By this time Nuada had his lost arm replaced by a working silver one by the physician Dian Cecht and the wright Creidhne. Bres was removed from the kingship, having ruled for seven years, Nuada was restored, he ruled for twenty more years. Bres, aided by the Fomorian Balor of the Evil Eye, attempted to retake the kingship by force, war and continued oppression followed; when the youthful and vigorous Lugh joined Nuada's court, the king realised the multi-talented youth could lead the Tuatha Dé against the Fomorians, stood down in his favour. The second Battle of Mag Tuired followed. Nuada was killed and beheaded in battle by Balor, but Lugh avenged him by killing Balor and led the Tuatha Dé to victory. Nuada's great sword was one of the Four Treasures of the Tuatha Dé Danann, brought from one of their four great cities. Nuada may be the same figure as Elcmar, who are described as the husbands of Boann, his father is named in the genealogies as Echtach son of Etarlam. In the medieval texts, Nuada is described as having Dian Cécht and Goibniu.
Ethadon is named as Gaible his grandson. Gaible stole a bundle of sticks from the Dagda's daughter, where he hurled them, a fair wood grew. In The Book of Invasions, Nuada is given a son named a grandson Uillend. Characters who share the name Nuada include the High Kings Nuadu Finn Fáil and Nuadu Necht, Nuada, the maternal grandfather of Fionn mac Cumhaill. A rival to Conn of the Hundred Battles was Mug Nuadat; the Delbhna, a people of early Ireland, had a branch called the Delbhna Nuadat who lived in County Roscommon. The present day town of Maynooth in County Kildare is named after Nuada; the Pre-Patrician section of the Annals of Inisfallen have an incomplete entry on Nuada. There, in an entry on the division of Ireland between the sons of Érimón it says, "Every family subsequently in Ireland is of the race of Nuada on account of his maintenance by his kinsmen and on account of his patience." Nuada's name is cognate with that of Nodens, a British deity associated with the sea and healing, equated with the Roman Mars, with Nudd, a Welsh mythological figure.
It is that another Welsh figure, Lludd Llaw Eraint, derives from Nudd Llaw Eraint by alliterative assimilation.

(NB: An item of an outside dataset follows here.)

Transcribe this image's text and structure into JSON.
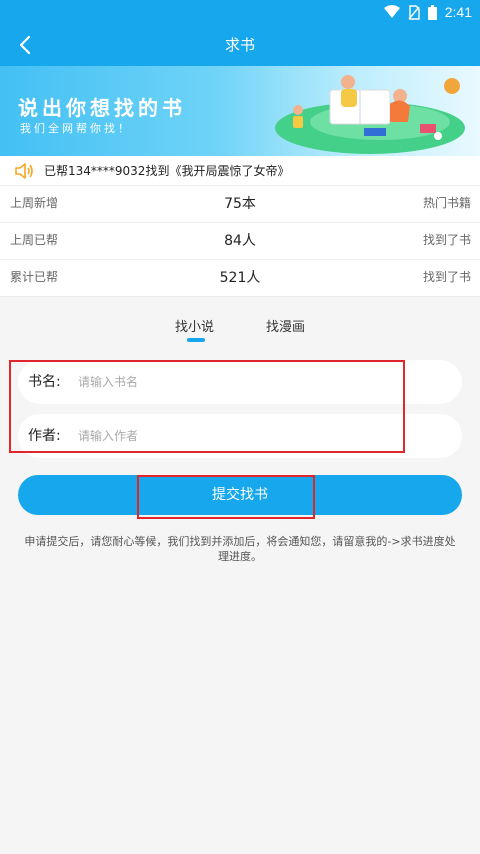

The Norse god Týr is another deity equated with Mars. Sabazios is another Indo-European deity associated with a sacred hand. Lludd Llaw Eraint Nodens Týr Sabazios